But employers would not necessarily need to allow employees to take company-provided PTO benefits if employees must quarantine due to personal travel. "An employer could say: look we strongly recommend that you not travel because the CDC has recommended against it, but if you do, and under state guidelines you have to quarantine and can't come to work, we're not going to consider that an applicable use of PTO," Barron said.
There are also other options to consider, namely when it comes to the employer's messaging about whether it recommends that employees travel. "I would be okay in most situations saying something to the effect of 'while we don't necessarily prohibit travel, we do recommend … that you don't,'" Scherwin said, noting that employers may also want to note specific guidelines from public health officials when making this type of statement.
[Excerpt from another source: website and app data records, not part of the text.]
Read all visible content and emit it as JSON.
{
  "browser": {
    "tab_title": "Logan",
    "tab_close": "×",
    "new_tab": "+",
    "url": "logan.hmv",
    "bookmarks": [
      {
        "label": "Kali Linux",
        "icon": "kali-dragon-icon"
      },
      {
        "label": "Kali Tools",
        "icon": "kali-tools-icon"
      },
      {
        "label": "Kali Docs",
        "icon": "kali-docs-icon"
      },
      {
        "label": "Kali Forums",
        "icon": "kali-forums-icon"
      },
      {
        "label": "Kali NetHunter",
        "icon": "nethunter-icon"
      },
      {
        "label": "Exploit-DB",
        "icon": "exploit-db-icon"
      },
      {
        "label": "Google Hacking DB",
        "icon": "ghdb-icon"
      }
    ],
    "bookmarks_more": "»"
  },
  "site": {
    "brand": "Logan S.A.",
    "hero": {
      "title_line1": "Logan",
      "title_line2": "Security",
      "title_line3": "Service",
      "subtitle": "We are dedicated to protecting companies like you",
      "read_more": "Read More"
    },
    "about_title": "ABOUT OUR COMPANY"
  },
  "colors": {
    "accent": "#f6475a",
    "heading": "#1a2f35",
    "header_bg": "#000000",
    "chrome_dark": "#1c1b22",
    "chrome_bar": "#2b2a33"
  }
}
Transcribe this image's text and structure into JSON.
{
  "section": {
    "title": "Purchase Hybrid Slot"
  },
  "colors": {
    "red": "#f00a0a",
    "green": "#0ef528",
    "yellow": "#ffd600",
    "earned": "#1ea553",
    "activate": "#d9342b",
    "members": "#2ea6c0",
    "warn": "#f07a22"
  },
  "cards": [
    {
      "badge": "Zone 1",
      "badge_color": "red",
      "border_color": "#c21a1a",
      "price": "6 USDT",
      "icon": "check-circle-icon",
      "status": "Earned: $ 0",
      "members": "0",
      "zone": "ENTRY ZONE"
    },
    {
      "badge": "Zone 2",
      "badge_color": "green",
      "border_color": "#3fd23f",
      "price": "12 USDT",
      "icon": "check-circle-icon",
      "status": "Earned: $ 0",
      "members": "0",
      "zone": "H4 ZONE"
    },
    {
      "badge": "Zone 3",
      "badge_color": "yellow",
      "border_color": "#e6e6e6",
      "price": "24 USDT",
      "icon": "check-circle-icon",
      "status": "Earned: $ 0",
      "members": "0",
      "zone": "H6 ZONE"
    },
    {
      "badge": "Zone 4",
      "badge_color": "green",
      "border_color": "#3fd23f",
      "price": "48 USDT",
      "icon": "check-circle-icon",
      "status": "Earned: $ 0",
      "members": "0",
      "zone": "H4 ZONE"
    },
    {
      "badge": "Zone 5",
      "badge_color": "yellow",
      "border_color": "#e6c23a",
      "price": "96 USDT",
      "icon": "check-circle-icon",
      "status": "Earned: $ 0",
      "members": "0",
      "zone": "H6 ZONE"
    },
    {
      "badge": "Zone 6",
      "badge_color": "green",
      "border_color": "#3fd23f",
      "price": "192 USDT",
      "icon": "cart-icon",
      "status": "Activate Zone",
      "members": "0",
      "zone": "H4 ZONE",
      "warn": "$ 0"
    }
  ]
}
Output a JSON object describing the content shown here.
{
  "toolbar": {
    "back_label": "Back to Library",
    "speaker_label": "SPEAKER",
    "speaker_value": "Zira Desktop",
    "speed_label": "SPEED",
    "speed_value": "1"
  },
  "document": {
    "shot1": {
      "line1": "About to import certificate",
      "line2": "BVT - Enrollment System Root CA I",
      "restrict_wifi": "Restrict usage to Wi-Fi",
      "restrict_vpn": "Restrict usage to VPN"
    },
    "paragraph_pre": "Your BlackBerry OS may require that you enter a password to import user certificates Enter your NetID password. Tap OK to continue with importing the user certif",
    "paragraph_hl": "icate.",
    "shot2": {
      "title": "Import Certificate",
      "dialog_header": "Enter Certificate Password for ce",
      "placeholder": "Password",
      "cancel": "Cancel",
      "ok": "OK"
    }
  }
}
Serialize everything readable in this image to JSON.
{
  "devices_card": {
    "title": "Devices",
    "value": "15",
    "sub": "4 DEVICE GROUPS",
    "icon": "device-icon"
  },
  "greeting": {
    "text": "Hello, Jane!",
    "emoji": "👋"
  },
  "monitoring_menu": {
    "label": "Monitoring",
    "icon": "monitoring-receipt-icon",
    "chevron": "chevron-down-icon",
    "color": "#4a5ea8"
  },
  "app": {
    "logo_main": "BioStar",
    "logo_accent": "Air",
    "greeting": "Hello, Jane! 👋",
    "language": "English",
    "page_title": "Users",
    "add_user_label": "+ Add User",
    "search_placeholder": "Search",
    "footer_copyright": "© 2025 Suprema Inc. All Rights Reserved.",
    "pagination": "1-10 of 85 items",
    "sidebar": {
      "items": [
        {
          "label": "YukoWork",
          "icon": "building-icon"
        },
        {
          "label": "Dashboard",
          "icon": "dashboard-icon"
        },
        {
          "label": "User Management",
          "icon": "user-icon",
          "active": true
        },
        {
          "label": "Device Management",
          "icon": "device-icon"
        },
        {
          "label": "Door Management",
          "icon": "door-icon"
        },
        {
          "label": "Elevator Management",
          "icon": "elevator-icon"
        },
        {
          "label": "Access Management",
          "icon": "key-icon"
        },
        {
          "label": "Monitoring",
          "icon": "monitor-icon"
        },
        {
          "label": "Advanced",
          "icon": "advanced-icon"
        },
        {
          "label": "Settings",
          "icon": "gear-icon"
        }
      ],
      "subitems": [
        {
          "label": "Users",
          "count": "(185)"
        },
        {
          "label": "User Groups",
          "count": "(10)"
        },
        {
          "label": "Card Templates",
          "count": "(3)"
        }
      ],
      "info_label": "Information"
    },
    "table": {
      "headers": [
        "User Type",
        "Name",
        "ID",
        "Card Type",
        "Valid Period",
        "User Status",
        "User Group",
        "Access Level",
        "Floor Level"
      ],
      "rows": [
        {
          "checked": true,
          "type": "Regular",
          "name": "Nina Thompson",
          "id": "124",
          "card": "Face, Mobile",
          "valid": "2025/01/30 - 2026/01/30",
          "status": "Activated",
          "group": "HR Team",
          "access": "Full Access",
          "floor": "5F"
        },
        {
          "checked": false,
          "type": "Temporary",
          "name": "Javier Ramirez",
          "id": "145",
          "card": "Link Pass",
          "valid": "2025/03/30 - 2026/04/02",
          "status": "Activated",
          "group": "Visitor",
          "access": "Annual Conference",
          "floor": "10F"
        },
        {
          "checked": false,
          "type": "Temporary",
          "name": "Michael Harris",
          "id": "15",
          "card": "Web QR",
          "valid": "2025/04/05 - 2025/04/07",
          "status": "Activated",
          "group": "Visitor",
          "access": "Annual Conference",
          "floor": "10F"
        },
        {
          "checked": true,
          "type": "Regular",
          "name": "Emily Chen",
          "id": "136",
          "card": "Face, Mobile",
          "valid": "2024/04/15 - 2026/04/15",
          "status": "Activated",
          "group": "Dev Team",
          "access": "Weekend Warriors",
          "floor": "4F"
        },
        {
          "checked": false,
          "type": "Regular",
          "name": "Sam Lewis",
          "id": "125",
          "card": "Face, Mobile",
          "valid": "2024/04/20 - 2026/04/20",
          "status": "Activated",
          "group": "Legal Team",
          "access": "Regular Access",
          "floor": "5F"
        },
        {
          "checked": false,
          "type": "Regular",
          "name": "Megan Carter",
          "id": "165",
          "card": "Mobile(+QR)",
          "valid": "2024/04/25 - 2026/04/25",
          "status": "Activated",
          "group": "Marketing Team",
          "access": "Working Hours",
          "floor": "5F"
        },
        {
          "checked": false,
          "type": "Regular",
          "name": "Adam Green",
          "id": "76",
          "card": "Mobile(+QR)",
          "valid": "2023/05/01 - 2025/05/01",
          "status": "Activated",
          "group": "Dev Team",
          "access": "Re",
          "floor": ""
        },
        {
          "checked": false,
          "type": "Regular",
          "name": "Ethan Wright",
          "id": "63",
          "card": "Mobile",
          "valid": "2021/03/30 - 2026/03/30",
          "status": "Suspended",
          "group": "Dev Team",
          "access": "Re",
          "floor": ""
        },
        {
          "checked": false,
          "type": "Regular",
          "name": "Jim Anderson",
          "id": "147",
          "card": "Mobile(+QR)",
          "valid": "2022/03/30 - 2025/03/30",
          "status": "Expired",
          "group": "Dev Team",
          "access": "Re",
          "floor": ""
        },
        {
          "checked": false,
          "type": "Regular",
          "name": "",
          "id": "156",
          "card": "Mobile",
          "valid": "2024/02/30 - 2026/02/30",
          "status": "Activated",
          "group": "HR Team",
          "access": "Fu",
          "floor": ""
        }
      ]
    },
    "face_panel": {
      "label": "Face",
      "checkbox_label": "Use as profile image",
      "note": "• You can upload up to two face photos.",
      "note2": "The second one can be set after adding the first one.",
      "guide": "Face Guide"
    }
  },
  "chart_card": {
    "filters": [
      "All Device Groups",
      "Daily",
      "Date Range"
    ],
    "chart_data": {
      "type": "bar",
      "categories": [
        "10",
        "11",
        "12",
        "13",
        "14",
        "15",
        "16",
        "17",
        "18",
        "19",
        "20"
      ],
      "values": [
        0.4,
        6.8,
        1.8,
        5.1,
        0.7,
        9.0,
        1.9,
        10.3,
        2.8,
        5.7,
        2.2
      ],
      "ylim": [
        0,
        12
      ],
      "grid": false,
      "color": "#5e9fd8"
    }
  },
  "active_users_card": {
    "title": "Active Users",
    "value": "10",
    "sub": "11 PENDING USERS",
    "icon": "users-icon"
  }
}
"You may be able to restrict personal travel, but what you're probably better off doing is monitoring, asking questions, knowing when employees are traveling so you can take proper precautions if they do travel," Scherwin added.
Other sources in the employment law community have noted other approaches. Under certain circumstances, an employer in a state with restrictions on indoor gatherings could ask employees to certify whether they will attend a large gathering for Thanksgiving, Fisher Broyles partner Eric B. Meyer wrote in The Employer Handbook blog Nov. 17. An employee in such a scenario who certifies "no" but attends a gathering anyway could be disciplined, perhaps with an unpaid suspension. Yet, "the morale hit could be enormous," Meyer wrote.
"The employer gets to make the safety rules," Barron said. "An employer can tell people that if they travel they have to stay home, the employer can tell people if they travel they have to provide a negative test. Whatever the employer believes is an appropriate safety precaution, the employer has vast latitude in that area."